▶ THE TASK:
The entries below must be repeated exactly. None may be skipped.

▶ GIVEN ENTRIES:
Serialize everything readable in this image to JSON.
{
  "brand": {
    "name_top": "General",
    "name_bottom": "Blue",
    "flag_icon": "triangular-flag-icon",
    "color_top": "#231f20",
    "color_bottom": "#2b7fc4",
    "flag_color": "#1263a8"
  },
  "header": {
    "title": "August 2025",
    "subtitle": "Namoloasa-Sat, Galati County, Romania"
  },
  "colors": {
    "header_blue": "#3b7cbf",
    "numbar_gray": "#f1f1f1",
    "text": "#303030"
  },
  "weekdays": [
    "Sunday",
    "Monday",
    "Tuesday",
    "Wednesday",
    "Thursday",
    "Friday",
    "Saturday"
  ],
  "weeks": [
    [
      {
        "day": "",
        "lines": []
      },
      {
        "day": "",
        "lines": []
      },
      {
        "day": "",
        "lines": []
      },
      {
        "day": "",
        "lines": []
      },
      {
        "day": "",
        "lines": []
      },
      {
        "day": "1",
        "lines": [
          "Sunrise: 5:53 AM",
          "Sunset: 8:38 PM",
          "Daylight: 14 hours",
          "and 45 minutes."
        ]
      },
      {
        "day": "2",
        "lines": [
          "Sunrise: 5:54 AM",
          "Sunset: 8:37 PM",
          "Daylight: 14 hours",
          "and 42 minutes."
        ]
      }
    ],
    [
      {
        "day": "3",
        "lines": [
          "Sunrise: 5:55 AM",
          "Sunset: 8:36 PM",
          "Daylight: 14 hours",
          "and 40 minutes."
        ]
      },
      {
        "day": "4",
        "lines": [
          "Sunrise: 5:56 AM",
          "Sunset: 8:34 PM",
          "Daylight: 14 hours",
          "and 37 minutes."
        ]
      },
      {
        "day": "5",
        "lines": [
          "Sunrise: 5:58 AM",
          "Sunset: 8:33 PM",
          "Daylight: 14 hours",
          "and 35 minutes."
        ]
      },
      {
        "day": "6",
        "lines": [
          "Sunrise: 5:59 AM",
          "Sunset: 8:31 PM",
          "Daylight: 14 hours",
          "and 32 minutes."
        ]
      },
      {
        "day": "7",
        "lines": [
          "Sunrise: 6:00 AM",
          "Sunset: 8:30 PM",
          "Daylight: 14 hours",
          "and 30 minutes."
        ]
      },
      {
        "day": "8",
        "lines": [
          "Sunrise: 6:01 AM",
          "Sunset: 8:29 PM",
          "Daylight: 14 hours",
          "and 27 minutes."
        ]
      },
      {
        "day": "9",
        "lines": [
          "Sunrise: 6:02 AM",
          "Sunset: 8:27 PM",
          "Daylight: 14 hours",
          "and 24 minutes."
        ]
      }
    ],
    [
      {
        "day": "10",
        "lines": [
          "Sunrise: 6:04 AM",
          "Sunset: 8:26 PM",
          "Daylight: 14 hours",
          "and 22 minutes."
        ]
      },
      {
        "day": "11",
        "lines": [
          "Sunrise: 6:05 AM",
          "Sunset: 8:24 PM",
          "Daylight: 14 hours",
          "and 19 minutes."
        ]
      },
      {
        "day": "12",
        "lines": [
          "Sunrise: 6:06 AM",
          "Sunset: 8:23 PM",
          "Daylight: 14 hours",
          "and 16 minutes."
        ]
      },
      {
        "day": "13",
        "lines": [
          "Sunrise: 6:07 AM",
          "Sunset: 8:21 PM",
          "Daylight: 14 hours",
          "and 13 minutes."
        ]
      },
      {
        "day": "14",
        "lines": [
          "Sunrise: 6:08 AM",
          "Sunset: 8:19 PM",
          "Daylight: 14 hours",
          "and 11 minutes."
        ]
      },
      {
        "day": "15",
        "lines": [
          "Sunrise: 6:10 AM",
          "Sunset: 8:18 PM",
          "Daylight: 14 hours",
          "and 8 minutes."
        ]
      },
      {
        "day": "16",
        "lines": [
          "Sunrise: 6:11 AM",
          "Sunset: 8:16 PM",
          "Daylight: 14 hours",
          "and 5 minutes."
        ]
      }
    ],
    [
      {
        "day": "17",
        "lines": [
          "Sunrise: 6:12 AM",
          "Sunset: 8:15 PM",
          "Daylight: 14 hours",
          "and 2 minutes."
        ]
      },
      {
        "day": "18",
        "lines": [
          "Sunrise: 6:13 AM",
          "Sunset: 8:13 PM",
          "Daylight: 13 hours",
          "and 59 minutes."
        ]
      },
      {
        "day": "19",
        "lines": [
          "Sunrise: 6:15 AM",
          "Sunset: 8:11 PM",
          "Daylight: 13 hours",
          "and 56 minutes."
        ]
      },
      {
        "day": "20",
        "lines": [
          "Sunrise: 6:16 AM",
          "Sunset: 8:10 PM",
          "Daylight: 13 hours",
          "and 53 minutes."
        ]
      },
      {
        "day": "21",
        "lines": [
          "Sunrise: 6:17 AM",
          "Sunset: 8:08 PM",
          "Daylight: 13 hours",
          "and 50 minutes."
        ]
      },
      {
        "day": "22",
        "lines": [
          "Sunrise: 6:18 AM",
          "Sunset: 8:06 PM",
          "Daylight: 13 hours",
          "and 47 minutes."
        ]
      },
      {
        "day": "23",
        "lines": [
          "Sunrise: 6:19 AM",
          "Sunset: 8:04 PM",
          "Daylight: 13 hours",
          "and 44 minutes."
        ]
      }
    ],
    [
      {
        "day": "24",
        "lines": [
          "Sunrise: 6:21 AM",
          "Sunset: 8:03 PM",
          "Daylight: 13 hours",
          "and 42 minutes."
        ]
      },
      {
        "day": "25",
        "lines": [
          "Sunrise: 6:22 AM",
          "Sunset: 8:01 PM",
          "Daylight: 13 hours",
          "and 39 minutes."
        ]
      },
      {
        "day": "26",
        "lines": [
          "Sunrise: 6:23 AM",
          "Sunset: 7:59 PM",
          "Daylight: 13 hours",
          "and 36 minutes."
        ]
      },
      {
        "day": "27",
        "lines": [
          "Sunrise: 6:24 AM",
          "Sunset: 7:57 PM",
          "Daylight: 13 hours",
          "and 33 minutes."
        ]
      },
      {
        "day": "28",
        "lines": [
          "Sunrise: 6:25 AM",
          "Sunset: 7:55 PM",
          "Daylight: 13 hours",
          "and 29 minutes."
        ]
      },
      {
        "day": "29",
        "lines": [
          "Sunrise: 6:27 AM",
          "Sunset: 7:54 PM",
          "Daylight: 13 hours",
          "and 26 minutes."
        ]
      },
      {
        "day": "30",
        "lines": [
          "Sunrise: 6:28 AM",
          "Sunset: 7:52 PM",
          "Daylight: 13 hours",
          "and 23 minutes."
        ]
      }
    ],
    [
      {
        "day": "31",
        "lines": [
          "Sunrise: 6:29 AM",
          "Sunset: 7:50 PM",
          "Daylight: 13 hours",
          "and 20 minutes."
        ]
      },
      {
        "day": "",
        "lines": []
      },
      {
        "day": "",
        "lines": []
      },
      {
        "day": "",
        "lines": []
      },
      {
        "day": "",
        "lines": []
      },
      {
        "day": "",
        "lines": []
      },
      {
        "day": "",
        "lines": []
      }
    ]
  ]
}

▶ OUTPUT BELOW:
Serialize everything readable in this image to JSON.
{
  "brand": {
    "name_top": "General",
    "name_bottom": "Blue",
    "flag_icon": "triangular-flag-icon",
    "color_top": "#231f20",
    "color_bottom": "#2b7fc4",
    "flag_color": "#1263a8"
  },
  "header": {
    "title": "August 2025",
    "subtitle": "Namoloasa-Sat, Galati County, Romania"
  },
  "colors": {
    "header_blue": "#3b7cbf",
    "numbar_gray": "#f1f1f1",
    "text": "#303030"
  },
  "weekdays": [
    "Sunday",
    "Monday",
    "Tuesday",
    "Wednesday",
    "Thursday",
    "Friday",
    "Saturday"
  ],
  "weeks": [
    [
      {
        "day": "",
        "lines": []
      },
      {
        "day": "",
        "lines": []
      },
      {
        "day": "",
        "lines": []
      },
      {
        "day": "",
        "lines": []
      },
      {
        "day": "",
        "lines": []
      },
      {
        "day": "1",
        "lines": [
          "Sunrise: 5:53 AM",
          "Sunset: 8:38 PM",
          "Daylight: 14 hours",
          "and 45 minutes."
        ]
      },
      {
        "day": "2",
        "lines": [
          "Sunrise: 5:54 AM",
          "Sunset: 8:37 PM",
          "Daylight: 14 hours",
          "and 42 minutes."
        ]
      }
    ],
    [
      {
        "day": "3",
        "lines": [
          "Sunrise: 5:55 AM",
          "Sunset: 8:36 PM",
          "Daylight: 14 hours",
          "and 40 minutes."
        ]
      },
      {
        "day": "4",
        "lines": [
          "Sunrise: 5:56 AM",
          "Sunset: 8:34 PM",
          "Daylight: 14 hours",
          "and 37 minutes."
        ]
      },
      {
        "day": "5",
        "lines": [
          "Sunrise: 5:58 AM",
          "Sunset: 8:33 PM",
          "Daylight: 14 hours",
          "and 35 minutes."
        ]
      },
      {
        "day": "6",
        "lines": [
          "Sunrise: 5:59 AM",
          "Sunset: 8:31 PM",
          "Daylight: 14 hours",
          "and 32 minutes."
        ]
      },
      {
        "day": "7",
        "lines": [
          "Sunrise: 6:00 AM",
          "Sunset: 8:30 PM",
          "Daylight: 14 hours",
          "and 30 minutes."
        ]
      },
      {
        "day": "8",
        "lines": [
          "Sunrise: 6:01 AM",
          "Sunset: 8:29 PM",
          "Daylight: 14 hours",
          "and 27 minutes."
        ]
      },
      {
        "day": "9",
        "lines": [
          "Sunrise: 6:02 AM",
          "Sunset: 8:27 PM",
          "Daylight: 14 hours",
          "and 24 minutes."
        ]
      }
    ],
    [
      {
        "day": "10",
        "lines": [
          "Sunrise: 6:04 AM",
          "Sunset: 8:26 PM",
          "Daylight: 14 hours",
          "and 22 minutes."
        ]
      },
      {
        "day": "11",
        "lines": [
          "Sunrise: 6:05 AM",
          "Sunset: 8:24 PM",
          "Daylight: 14 hours",
          "and 19 minutes."
        ]
      },
      {
        "day": "12",
        "lines": [
          "Sunrise: 6:06 AM",
          "Sunset: 8:23 PM",
          "Daylight: 14 hours",
          "and 16 minutes."
        ]
      },
      {
        "day": "13",
        "lines": [
          "Sunrise: 6:07 AM",
          "Sunset: 8:21 PM",
          "Daylight: 14 hours",
          "and 13 minutes."
        ]
      },
      {
        "day": "14",
        "lines": [
          "Sunrise: 6:08 AM",
          "Sunset: 8:19 PM",
          "Daylight: 14 hours",
          "and 11 minutes."
        ]
      },
      {
        "day": "15",
        "lines": [
          "Sunrise: 6:10 AM",
          "Sunset: 8:18 PM",
          "Daylight: 14 hours",
          "and 8 minutes."
        ]
      },
      {
        "day": "16",
        "lines": [
          "Sunrise: 6:11 AM",
          "Sunset: 8:16 PM",
          "Daylight: 14 hours",
          "and 5 minutes."
        ]
      }
    ],
    [
      {
        "day": "17",
        "lines": [
          "Sunrise: 6:12 AM",
          "Sunset: 8:15 PM",
          "Daylight: 14 hours",
          "and 2 minutes."
        ]
      },
      {
        "day": "18",
        "lines": [
          "Sunrise: 6:13 AM",
          "Sunset: 8:13 PM",
          "Daylight: 13 hours",
          "and 59 minutes."
        ]
      },
      {
        "day": "19",
        "lines": [
          "Sunrise: 6:15 AM",
          "Sunset: 8:11 PM",
          "Daylight: 13 hours",
          "and 56 minutes."
        ]
      },
      {
        "day": "20",
        "lines": [
          "Sunrise: 6:16 AM",
          "Sunset: 8:10 PM",
          "Daylight: 13 hours",
          "and 53 minutes."
        ]
      },
      {
        "day": "21",
        "lines": [
          "Sunrise: 6:17 AM",
          "Sunset: 8:08 PM",
          "Daylight: 13 hours",
          "and 50 minutes."
        ]
      },
      {
        "day": "22",
        "lines": [
          "Sunrise: 6:18 AM",
          "Sunset: 8:06 PM",
          "Daylight: 13 hours",
          "and 47 minutes."
        ]
      },
      {
        "day": "23",
        "lines": [
          "Sunrise: 6:19 AM",
          "Sunset: 8:04 PM",
          "Daylight: 13 hours",
          "and 44 minutes."
        ]
      }
    ],
    [
      {
        "day": "24",
        "lines": [
          "Sunrise: 6:21 AM",
          "Sunset: 8:03 PM",
          "Daylight: 13 hours",
          "and 42 minutes."
        ]
      },
      {
        "day": "25",
        "lines": [
          "Sunrise: 6:22 AM",
          "Sunset: 8:01 PM",
          "Daylight: 13 hours",
          "and 39 minutes."
        ]
      },
      {
        "day": "26",
        "lines": [
          "Sunrise: 6:23 AM",
          "Sunset: 7:59 PM",
          "Daylight: 13 hours",
          "and 36 minutes."
        ]
      },
      {
        "day": "27",
        "lines": [
          "Sunrise: 6:24 AM",
          "Sunset: 7:57 PM",
          "Daylight: 13 hours",
          "and 33 minutes."
        ]
      },
      {
        "day": "28",
        "lines": [
          "Sunrise: 6:25 AM",
          "Sunset: 7:55 PM",
          "Daylight: 13 hours",
          "and 29 minutes."
        ]
      },
      {
        "day": "29",
        "lines": [
          "Sunrise: 6:27 AM",
          "Sunset: 7:54 PM",
          "Daylight: 13 hours",
          "and 26 minutes."
        ]
      },
      {
        "day": "30",
        "lines": [
          "Sunrise: 6:28 AM",
          "Sunset: 7:52 PM",
          "Daylight: 13 hours",
          "and 23 minutes."
        ]
      }
    ],
    [
      {
        "day": "31",
        "lines": [
          "Sunrise: 6:29 AM",
          "Sunset: 7:50 PM",
          "Daylight: 13 hours",
          "and 20 minutes."
        ]
      },
      {
        "day": "",
        "lines": []
      },
      {
        "day": "",
        "lines": []
      },
      {
        "day": "",
        "lines": []
      },
      {
        "day": "",
        "lines": []
      },
      {
        "day": "",
        "lines": []
      },
      {
        "day": "",
        "lines": []
      }
    ]
  ]
}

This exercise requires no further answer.